The cavity clearances C1 and C2 of the split mold 61 used in the compression molding step may be so selected as to vary the compression ratio of the disk portion 27 of the brake drum 16 (FIG. 1) and thereby its ceramic content by volume. When they are so selected that the disk portion 27 has a higher compression ratio than any other portion, it is possible to manufacture a brake drum 16 having its strength increased in its disk portion 27 without calling for any substantial amount of time or labor.

Finally, the split mold 61 is opened to eject a molded drum 33, as shown in FIG. 8. More specifically, the split upper punch 63 is raised and the ejector 78 in the lower die 64 is projected (e.g., by using pneumatic equipment) to release the molded drum 33 from the lower die 64. This step terminates one cycle of brake drum molding. Return to FIG. 5 to start another cycle.

Reference is now made to FIG. 9 explaining a different manufacturing process embodying this invention. This process is characterized by employing a different type of preform 52B. The preform 52B has a first block portion 91 adapted to form an outer edge 28 and a second block portion 92 adapted to form the remaining or connecting portion 34. The outer edge 28 corresponds to the corner portion and covers substantially the same area with the conical part 36 (FIG. 2A).

The first block portion 91 has a preform height Nb1 which is larger than the preform height Hb2 of the second block portion 92. The preform 52B having a larger thickness in its portion adapted to form the outer edge 28 than in its remaining portion as described makes it possible to give a higher compression ratio to the outer edge 28 than to any other portion and thereby manufacture a brake drum 16 having its strength increased in its outer edge 28 without altering the outer edge 28 in construction and without calling for any substantial amount of time or labor.

Referring to the process for manufacturing a brake drum, the central portion of a mold, such as the centering mold surface 71 of the split mold 61, is pressed against the central portion of the preform 52B and its radially outward portion, such as the flat mold surface 72 of the split mold 61, is successively pressed thereagainst, so that the material of the preform 52B can be caused to flow and extend from its center substantially uniformly in every radially outward direction, thereby restraining the occurrence of any cold shut from the confluence of the preform material or any phenomenon impairing the shape of a molded product, such as shrinkage. Therefore, it is advantageously possible to realize a good yield.

Although the brake drum and manufacturing process embodying this invention have been described as being applied to a vehicular brake drum, this invention is applicable to any cup-shaped component having a bottom connected to another part or structure, or any other ordinary machine part.

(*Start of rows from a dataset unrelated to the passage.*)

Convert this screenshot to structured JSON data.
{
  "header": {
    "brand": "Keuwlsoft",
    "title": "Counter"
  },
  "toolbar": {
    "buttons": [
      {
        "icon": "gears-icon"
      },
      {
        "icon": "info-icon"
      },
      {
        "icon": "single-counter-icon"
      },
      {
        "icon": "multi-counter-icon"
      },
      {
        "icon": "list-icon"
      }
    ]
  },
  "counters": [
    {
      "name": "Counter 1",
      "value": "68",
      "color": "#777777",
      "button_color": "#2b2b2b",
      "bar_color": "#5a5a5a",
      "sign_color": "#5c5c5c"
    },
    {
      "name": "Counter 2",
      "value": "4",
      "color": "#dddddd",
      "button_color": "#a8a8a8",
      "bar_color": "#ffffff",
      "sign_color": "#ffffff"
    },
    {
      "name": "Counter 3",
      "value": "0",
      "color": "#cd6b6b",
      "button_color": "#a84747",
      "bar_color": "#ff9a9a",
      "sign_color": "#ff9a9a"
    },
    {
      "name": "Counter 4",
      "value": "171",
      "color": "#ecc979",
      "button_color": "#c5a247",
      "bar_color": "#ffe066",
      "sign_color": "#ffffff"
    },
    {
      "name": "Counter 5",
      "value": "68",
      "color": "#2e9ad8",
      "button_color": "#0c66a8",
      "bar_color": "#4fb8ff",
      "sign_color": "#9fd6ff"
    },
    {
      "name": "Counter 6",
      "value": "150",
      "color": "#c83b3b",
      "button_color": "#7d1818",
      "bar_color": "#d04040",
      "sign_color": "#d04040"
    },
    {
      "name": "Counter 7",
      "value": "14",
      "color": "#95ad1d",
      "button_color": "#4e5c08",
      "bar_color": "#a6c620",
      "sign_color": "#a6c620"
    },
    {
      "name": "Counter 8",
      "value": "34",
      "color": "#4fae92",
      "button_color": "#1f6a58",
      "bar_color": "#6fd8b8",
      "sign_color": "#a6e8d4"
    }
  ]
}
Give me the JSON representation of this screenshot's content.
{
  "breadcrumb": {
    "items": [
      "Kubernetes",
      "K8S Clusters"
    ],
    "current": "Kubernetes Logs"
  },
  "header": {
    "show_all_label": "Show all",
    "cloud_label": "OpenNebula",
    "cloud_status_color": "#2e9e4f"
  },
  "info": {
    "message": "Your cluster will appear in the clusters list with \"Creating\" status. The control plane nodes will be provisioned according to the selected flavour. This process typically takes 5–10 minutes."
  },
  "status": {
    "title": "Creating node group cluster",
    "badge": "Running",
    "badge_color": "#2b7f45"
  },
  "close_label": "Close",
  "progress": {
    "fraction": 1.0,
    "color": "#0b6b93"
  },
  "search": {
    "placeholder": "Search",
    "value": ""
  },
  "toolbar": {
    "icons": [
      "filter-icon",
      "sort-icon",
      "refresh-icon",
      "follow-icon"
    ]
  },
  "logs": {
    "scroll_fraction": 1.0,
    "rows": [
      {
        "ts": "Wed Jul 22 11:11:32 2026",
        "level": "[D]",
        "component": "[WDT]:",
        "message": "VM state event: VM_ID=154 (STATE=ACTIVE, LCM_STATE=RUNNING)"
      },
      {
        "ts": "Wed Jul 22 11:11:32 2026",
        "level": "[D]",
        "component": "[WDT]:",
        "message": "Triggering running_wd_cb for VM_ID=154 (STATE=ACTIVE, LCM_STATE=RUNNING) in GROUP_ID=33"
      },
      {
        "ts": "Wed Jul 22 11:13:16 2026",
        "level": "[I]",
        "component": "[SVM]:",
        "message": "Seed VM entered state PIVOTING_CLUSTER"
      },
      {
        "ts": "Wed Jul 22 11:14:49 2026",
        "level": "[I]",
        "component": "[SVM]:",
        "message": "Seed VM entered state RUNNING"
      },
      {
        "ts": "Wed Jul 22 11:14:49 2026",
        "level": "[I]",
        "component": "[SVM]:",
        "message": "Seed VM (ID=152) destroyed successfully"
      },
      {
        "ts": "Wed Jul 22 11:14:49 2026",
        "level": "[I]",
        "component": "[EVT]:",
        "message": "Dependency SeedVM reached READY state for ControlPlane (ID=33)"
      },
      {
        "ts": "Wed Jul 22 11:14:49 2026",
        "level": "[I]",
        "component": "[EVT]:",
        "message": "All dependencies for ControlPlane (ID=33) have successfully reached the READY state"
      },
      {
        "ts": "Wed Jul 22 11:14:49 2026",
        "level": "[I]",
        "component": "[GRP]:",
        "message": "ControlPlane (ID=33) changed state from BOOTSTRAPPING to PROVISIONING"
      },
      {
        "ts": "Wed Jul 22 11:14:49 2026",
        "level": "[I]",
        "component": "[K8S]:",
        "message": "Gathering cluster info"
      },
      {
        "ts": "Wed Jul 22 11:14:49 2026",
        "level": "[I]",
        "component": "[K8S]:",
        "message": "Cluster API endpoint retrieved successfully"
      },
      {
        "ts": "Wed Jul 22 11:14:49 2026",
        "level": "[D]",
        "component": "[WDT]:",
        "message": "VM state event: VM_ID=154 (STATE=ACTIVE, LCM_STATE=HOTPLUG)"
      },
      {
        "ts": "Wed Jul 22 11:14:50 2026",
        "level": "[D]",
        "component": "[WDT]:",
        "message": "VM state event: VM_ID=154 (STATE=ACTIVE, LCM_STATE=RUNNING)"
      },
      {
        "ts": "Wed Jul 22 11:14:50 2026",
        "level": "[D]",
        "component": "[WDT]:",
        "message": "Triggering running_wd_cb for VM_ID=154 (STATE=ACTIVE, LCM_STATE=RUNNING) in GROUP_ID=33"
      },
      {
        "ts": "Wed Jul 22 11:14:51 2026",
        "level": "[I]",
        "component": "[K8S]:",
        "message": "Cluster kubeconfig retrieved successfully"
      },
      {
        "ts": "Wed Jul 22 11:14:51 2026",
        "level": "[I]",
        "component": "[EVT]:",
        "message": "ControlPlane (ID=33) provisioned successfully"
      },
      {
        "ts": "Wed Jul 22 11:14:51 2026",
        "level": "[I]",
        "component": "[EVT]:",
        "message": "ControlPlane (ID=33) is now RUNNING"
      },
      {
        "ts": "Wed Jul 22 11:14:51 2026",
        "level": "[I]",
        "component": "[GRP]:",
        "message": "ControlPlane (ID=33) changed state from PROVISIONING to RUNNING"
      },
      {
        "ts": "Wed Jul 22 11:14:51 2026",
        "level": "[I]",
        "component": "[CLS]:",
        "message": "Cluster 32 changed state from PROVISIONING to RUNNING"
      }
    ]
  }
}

Obviously, various minor changes and modifications of the present invention are possible in the light of the above teaching. It is therefore to be understood that within the scope of the appended claims the invention may be practiced otherwise than as specifically described.

Referenced by
Citing PatentFiling datePublication dateApplicantTitle
US7793703Jul 17, 2008Sep 14, 2010Century Inc.Method of manufacturing a metal matrix composite
US8016018Sep 14, 2010Sep 13, 2011Century, Inc.Method of manufacturing a metal matrix composite
US8153541Jul 17, 2008Apr 10, 2012Century, Inc.Ceramic article
US8550145Sep 13, 2011Oct 8, 2013Century, Inc.Method of manufacturing a metal matrix composite
Classifications
U.S. Classification188/71.1
International ClassificationF16D65/10, F16D65/12, F16D55/00
Cooperative ClassificationF16D2065/1308, F16D2250/0023, F16D2200/0039, F16D2200/0004, F16D65/125, F16D2250/0092, F16D2250/00, F16D65/12
European ClassificationF16D65/12F, F16D65/12